We did weekend writing camps and demoed more songs than I can even remember.
We polished up our harmonies and dialed in complementary guitar parts and piano parts.
We worked on photos and social media campaigns and websites and building up a following.
These things—that drive and that hard work—all played a part in us finally signing a record deal and experiencing the ensuing madness. But it all would have been for naught if it weren’t for one final ingredient that blew the doors open for us.
What was this magical ingredient? What was the special sauce?
We were working with two producers who had years of experience, and even more importantly, years of solid relationships in Nashville. This network of relationships opened the door for a showcase in an ASCAP board room early one morning. Upon hearing us perform, the people in that room used their relationships to open the doors to almost 10 in-office showcases with major labels around town.
We may have been pretty good, we may have had a growing following, we may have had our songs and harmonies and looks and photos all dialed in. But without those relationships, we were just a good band with a handful of local fans. There would’ve been no ‘Runaway,’ no People magazine, no Taylor Swift. (There I am with long hair. Sexy, right?)
Clearly, your network of relationships is crucial to success, regardless of what business you’re in. (Jeff Goins admits this freely and gratefully, as an example.)
So I’ll share with you one go-to phrase to help you network like a champion and open those doors. You ready for it? Here it goes…
“Who do you know that I should know?”
Simply add to that phrase to make it more specific to your needs and to find the right people.

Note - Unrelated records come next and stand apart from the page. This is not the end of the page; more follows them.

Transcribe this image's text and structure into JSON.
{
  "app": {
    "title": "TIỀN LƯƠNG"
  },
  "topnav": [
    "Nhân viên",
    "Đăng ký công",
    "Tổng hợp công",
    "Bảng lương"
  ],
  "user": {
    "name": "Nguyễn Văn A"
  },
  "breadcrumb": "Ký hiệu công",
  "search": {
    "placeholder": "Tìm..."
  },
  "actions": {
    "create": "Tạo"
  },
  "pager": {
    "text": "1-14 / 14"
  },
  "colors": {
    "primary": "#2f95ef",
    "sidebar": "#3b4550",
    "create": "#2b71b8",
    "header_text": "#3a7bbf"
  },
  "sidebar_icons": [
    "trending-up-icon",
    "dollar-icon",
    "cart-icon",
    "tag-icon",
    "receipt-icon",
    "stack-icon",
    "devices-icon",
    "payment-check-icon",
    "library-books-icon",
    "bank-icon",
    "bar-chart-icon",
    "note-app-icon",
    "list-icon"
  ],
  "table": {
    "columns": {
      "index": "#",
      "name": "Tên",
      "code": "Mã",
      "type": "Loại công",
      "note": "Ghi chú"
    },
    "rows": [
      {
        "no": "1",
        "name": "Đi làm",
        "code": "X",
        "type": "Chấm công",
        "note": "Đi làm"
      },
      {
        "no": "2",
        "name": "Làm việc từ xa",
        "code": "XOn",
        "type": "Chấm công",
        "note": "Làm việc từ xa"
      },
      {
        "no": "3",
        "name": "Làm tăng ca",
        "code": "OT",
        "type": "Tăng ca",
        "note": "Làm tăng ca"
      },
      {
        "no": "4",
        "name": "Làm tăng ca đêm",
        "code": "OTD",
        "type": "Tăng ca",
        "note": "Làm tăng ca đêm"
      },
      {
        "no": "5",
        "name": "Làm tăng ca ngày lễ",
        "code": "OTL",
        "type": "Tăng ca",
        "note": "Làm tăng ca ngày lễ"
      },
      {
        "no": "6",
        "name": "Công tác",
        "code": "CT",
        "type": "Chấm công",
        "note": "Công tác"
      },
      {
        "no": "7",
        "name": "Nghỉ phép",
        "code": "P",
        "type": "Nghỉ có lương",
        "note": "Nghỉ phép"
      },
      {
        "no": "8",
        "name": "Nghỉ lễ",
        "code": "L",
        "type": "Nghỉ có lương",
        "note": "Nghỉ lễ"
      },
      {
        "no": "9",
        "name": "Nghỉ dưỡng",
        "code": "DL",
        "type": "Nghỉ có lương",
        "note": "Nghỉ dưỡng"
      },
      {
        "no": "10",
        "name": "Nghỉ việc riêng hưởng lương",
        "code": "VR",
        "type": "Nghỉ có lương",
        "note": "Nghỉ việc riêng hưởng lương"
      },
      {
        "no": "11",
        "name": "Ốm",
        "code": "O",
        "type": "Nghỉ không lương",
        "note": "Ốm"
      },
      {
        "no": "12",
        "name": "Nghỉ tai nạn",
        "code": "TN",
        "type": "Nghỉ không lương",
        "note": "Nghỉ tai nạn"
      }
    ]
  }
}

“I’m working on creating a product for entrepreneurs. Who do you know that I should know who might be interested in sharing their experience as a business owner?”
“I’ve been writing songs in town for several years and am starting to gain some momentum. Who do you know that I should know, that might appreciate my writing style and want to write together?”
This works for a couple reasons.
First, it’s an open-ended question, not a yes/no question.
If you ask, “Do you know anyone that you think I should write with?”
Easy answer: “Not off the top of my head. I’ll keep an ear out.” No they won’t. That door is closed, that conversation is over.
Secondly, it’s specific enough that it engages their mind, it causes them to actually stop and think. It incites them to start trying to think of a name. You’ll see their eyes dart up as they begin to search their mental directory.
Here’s how to really make it work: have the patience to wait for an answer. If you have the discipline to ask that question and then to wait quietly and expectantly, (here’s the magic), they will fill the silence with information that is valuable to you.
So ask, “Who do you know that I should know?” and then wait, patiently, for the answer.
Here’s your simple challenge: Ask this question once today. Just try it out. Rehearse it privately once or twice if you need to, ask it, and don’t back down. Have the strength to make them fill the silence with valuable info.